> **BRIEF**
Report each line of the material below where the word "with" can be found.

> **EXERCISE DATA**
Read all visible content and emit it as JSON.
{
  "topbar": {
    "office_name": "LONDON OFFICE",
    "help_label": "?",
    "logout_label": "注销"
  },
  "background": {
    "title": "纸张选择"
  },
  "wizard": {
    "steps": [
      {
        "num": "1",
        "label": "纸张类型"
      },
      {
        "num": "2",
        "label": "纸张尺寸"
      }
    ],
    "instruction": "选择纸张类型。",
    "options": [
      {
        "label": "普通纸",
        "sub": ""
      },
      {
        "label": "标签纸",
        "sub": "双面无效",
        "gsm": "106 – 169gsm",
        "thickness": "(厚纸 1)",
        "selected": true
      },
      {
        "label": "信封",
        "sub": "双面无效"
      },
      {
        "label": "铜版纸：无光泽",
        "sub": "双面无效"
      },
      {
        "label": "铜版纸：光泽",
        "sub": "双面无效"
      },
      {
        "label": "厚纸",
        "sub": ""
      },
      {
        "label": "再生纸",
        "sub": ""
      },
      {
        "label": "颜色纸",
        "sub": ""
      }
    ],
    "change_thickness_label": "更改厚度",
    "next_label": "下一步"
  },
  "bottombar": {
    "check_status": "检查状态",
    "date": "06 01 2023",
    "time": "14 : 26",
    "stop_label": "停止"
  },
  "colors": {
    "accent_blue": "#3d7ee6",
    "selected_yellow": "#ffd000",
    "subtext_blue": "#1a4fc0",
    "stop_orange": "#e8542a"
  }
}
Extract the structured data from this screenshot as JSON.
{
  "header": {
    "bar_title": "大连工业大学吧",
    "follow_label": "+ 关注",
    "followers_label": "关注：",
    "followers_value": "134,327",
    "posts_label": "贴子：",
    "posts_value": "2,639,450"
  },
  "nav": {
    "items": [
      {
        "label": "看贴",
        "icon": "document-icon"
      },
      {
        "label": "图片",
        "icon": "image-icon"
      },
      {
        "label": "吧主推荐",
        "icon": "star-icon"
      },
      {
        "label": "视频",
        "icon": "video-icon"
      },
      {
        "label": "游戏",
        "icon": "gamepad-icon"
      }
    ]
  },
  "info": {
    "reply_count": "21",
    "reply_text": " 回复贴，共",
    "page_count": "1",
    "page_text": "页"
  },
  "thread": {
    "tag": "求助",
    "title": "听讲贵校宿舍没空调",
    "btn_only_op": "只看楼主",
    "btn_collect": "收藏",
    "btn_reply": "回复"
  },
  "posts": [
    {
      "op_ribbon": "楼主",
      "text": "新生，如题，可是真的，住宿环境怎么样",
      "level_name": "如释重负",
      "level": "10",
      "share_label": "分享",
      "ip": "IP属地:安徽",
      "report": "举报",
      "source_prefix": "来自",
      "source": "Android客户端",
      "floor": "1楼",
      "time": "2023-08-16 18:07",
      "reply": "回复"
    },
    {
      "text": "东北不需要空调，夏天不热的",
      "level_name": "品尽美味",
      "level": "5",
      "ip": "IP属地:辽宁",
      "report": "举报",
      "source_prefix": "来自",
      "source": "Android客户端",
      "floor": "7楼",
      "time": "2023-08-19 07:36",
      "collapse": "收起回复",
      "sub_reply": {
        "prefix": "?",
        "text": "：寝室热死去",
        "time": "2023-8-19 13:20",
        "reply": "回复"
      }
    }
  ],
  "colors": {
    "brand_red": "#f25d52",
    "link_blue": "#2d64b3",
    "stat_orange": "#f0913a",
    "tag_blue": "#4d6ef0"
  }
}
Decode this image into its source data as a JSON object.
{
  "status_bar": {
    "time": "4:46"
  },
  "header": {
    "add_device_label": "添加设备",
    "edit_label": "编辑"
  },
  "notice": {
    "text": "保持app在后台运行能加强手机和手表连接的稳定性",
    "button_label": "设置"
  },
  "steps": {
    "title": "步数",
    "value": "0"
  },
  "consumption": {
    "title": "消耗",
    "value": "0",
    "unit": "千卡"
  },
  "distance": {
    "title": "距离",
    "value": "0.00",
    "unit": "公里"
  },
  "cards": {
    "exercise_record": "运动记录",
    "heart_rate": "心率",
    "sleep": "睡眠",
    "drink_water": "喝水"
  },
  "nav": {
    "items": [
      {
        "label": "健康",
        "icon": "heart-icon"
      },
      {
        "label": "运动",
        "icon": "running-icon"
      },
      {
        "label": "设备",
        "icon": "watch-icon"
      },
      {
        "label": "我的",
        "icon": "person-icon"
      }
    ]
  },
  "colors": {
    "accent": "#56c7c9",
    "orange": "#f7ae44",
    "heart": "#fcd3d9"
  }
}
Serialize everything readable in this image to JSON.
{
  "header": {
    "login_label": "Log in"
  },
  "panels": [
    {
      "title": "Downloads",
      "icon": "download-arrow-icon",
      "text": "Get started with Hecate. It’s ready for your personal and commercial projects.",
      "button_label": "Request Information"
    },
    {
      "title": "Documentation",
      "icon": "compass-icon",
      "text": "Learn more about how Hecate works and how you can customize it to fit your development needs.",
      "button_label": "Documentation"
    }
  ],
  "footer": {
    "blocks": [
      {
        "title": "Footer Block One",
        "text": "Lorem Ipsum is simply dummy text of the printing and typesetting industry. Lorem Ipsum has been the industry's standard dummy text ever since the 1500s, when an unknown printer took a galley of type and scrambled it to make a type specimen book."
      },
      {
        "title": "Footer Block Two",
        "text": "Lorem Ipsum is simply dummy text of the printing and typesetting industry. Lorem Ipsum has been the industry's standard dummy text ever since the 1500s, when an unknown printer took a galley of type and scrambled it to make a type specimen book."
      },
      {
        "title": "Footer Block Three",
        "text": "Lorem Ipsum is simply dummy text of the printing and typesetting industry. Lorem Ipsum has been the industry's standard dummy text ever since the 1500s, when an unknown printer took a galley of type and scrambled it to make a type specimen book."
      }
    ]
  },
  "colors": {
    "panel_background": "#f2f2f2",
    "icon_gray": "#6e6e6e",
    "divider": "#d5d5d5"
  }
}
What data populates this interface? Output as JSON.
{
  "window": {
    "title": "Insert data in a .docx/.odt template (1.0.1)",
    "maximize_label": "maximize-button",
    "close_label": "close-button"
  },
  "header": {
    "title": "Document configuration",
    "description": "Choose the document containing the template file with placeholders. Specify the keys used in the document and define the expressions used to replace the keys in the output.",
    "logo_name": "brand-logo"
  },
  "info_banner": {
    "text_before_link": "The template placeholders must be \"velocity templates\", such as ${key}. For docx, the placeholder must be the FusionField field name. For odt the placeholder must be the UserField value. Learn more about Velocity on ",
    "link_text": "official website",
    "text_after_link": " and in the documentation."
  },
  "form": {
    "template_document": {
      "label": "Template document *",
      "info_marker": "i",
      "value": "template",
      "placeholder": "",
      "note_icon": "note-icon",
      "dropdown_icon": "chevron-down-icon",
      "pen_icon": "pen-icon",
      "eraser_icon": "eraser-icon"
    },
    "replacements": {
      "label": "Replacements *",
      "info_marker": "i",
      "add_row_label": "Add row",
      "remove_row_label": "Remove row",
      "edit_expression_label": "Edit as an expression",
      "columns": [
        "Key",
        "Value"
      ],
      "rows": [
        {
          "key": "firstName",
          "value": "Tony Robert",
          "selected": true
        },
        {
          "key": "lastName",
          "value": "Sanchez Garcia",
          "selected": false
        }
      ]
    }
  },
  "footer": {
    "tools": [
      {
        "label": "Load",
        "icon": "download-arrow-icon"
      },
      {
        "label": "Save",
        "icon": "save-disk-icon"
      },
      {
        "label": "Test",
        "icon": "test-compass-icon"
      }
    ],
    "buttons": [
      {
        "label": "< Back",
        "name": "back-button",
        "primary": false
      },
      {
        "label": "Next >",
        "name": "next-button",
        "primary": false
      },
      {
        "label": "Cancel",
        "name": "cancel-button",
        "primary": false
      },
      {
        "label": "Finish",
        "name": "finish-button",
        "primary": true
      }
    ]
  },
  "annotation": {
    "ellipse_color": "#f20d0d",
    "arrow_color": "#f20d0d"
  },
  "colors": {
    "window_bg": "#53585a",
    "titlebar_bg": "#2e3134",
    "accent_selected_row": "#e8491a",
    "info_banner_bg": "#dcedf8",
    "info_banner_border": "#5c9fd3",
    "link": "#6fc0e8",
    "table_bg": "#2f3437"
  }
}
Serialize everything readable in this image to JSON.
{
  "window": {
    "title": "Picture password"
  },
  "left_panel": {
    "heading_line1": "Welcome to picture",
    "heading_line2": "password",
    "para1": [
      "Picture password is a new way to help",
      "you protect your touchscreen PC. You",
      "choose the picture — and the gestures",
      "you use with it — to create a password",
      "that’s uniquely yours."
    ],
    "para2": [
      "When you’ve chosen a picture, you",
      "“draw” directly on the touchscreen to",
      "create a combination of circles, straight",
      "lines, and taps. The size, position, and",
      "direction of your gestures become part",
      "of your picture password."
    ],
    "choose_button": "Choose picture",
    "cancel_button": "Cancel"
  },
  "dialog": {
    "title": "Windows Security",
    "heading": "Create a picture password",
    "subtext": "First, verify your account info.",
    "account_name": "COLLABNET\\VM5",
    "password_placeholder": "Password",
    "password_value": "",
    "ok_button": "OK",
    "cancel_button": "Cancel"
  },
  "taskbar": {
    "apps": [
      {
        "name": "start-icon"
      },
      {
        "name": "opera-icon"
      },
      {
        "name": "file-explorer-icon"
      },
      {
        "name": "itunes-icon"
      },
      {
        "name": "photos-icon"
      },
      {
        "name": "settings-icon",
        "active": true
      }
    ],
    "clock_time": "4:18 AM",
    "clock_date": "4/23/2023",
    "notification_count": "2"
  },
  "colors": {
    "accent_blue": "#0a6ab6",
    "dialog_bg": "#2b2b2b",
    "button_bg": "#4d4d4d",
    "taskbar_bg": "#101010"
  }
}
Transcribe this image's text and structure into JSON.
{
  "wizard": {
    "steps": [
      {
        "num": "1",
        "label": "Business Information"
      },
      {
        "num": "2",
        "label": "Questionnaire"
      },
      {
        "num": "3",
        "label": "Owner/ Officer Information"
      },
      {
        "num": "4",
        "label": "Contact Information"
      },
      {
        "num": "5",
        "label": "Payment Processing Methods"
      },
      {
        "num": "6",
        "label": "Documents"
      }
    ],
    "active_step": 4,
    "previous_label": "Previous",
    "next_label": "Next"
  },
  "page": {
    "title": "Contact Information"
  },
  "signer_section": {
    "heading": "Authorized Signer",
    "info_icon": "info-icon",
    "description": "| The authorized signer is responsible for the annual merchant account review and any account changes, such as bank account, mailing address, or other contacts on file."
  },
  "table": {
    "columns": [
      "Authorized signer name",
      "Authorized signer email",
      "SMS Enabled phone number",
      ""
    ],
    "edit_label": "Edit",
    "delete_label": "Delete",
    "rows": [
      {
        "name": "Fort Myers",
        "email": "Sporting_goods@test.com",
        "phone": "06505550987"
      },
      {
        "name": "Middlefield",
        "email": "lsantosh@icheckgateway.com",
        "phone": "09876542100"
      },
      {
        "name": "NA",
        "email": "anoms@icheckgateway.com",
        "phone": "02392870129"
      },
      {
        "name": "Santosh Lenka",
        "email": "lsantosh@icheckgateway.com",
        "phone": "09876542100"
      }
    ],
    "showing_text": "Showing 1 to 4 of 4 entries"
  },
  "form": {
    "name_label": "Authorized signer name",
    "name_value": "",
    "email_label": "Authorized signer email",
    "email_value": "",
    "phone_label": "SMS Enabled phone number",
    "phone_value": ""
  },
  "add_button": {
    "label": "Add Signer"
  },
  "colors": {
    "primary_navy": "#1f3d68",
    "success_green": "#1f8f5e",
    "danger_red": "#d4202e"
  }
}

> **RESPONSE BELOW**
      "text": "Get started with Hecate. It’s ready for your personal and commercial projects.",
    "description": "Choose the document containing the template file with placeholders. Specify the keys used in the document and define the expressions used to replace the keys in the output.",
      "you use with it — to create a password",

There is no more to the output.